→ TASK TO COMPLETE
Restate the data below word for word, keeping each line intact.

[Element data from apps and pages]
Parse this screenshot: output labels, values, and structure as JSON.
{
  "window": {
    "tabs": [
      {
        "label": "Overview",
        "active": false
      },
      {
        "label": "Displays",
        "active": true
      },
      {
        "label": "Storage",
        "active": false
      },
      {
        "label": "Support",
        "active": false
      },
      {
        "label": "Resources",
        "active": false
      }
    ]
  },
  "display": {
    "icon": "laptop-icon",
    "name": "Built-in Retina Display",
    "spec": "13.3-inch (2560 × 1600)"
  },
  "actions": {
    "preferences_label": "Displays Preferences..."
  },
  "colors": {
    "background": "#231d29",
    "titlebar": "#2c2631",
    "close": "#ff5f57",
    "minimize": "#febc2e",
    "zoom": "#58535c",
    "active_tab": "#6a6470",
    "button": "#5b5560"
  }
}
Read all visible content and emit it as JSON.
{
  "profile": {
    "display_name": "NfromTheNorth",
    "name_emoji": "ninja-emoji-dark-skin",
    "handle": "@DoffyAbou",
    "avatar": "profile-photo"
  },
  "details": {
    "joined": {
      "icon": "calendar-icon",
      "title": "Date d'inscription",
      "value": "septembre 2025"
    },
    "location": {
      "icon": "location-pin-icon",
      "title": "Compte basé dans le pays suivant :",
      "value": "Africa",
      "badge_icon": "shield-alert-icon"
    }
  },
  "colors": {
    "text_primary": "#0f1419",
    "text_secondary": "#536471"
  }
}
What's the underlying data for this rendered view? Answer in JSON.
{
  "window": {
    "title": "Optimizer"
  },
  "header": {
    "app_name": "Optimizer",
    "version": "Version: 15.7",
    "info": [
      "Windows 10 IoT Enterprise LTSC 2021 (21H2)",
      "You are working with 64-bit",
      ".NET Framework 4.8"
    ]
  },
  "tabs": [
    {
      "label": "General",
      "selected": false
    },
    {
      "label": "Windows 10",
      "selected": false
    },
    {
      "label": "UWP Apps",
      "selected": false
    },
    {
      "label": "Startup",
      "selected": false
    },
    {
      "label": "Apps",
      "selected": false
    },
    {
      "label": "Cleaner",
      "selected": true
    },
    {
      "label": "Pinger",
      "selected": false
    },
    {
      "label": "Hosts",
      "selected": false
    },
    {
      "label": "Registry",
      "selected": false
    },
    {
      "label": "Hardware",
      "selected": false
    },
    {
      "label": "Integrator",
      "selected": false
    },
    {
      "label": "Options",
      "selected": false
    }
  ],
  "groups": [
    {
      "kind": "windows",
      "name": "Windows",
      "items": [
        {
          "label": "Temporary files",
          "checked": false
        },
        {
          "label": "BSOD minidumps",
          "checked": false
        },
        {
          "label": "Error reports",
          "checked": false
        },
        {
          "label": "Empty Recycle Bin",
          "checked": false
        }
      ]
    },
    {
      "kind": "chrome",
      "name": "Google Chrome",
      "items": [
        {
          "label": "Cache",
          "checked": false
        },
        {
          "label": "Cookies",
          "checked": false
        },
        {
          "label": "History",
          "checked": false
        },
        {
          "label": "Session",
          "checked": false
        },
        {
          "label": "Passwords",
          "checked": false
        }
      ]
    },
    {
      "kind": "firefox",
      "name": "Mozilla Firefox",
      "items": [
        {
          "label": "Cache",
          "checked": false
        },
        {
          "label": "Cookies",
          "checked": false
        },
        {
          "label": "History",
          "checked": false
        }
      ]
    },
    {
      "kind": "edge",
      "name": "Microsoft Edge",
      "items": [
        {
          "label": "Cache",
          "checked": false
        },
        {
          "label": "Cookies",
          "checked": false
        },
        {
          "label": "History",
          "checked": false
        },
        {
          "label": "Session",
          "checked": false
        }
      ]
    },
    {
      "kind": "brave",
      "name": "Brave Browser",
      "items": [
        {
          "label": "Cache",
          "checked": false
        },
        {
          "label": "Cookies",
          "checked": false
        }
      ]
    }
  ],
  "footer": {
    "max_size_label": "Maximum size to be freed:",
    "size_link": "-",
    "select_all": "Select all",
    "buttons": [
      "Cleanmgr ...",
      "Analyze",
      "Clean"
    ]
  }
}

→ COMPLETED EXERCISE
Parse this screenshot: output labels, values, and structure as JSON.
{
  "window": {
    "tabs": [
      {
        "label": "Overview",
        "active": false
      },
      {
        "label": "Displays",
        "active": true
      },
      {
        "label": "Storage",
        "active": false
      },
      {
        "label": "Support",
        "active": false
      },
      {
        "label": "Resources",
        "active": false
      }
    ]
  },
  "display": {
    "icon": "laptop-icon",
    "name": "Built-in Retina Display",
    "spec": "13.3-inch (2560 × 1600)"
  },
  "actions": {
    "preferences_label": "Displays Preferences..."
  },
  "colors": {
    "background": "#231d29",
    "titlebar": "#2c2631",
    "close": "#ff5f57",
    "minimize": "#febc2e",
    "zoom": "#58535c",
    "active_tab": "#6a6470",
    "button": "#5b5560"
  }
}
Read all visible content and emit it as JSON.
{
  "profile": {
    "display_name": "NfromTheNorth",
    "name_emoji": "ninja-emoji-dark-skin",
    "handle": "@DoffyAbou",
    "avatar": "profile-photo"
  },
  "details": {
    "joined": {
      "icon": "calendar-icon",
      "title": "Date d'inscription",
      "value": "septembre 2025"
    },
    "location": {
      "icon": "location-pin-icon",
      "title": "Compte basé dans le pays suivant :",
      "value": "Africa",
      "badge_icon": "shield-alert-icon"
    }
  },
  "colors": {
    "text_primary": "#0f1419",
    "text_secondary": "#536471"
  }
}
What's the underlying data for this rendered view? Answer in JSON.
{
  "window": {
    "title": "Optimizer"
  },
  "header": {
    "app_name": "Optimizer",
    "version": "Version: 15.7",
    "info": [
      "Windows 10 IoT Enterprise LTSC 2021 (21H2)",
      "You are working with 64-bit",
      ".NET Framework 4.8"
    ]
  },
  "tabs": [
    {
      "label": "General",
      "selected": false
    },
    {
      "label": "Windows 10",
      "selected": false
    },
    {
      "label": "UWP Apps",
      "selected": false
    },
    {
      "label": "Startup",
      "selected": false
    },
    {
      "label": "Apps",
      "selected": false
    },
    {
      "label": "Cleaner",
      "selected": true
    },
    {
      "label": "Pinger",
      "selected": false
    },
    {
      "label": "Hosts",
      "selected": false
    },
    {
      "label": "Registry",
      "selected": false
    },
    {
      "label": "Hardware",
      "selected": false
    },
    {
      "label": "Integrator",
      "selected": false
    },
    {
      "label": "Options",
      "selected": false
    }
  ],
  "groups": [
    {
      "kind": "windows",
      "name": "Windows",
      "items": [
        {
          "label": "Temporary files",
          "checked": false
        },
        {
          "label": "BSOD minidumps",
          "checked": false
        },
        {
          "label": "Error reports",
          "checked": false
        },
        {
          "label": "Empty Recycle Bin",
          "checked": false
        }
      ]
    },
    {
      "kind": "chrome",
      "name": "Google Chrome",
      "items": [
        {
          "label": "Cache",
          "checked": false
        },
        {
          "label": "Cookies",
          "checked": false
        },
        {
          "label": "History",
          "checked": false
        },
        {
          "label": "Session",
          "checked": false
        },
        {
          "label": "Passwords",
          "checked": false
        }
      ]
    },
    {
      "kind": "firefox",
      "name": "Mozilla Firefox",
      "items": [
        {
          "label": "Cache",
          "checked": false
        },
        {
          "label": "Cookies",
          "checked": false
        },
        {
          "label": "History",
          "checked": false
        }
      ]
    },
    {
      "kind": "edge",
      "name": "Microsoft Edge",
      "items": [
        {
          "label": "Cache",
          "checked": false
        },
        {
          "label": "Cookies",
          "checked": false
        },
        {
          "label": "History",
          "checked": false
        },
        {
          "label": "Session",
          "checked": false
        }
      ]
    },
    {
      "kind": "brave",
      "name": "Brave Browser",
      "items": [
        {
          "label": "Cache",
          "checked": false
        },
        {
          "label": "Cookies",
          "checked": false
        }
      ]
    }
  ],
  "footer": {
    "max_size_label": "Maximum size to be freed:",
    "size_link": "-",
    "select_all": "Select all",
    "buttons": [
      "Cleanmgr ...",
      "Analyze",
      "Clean"
    ]
  }
}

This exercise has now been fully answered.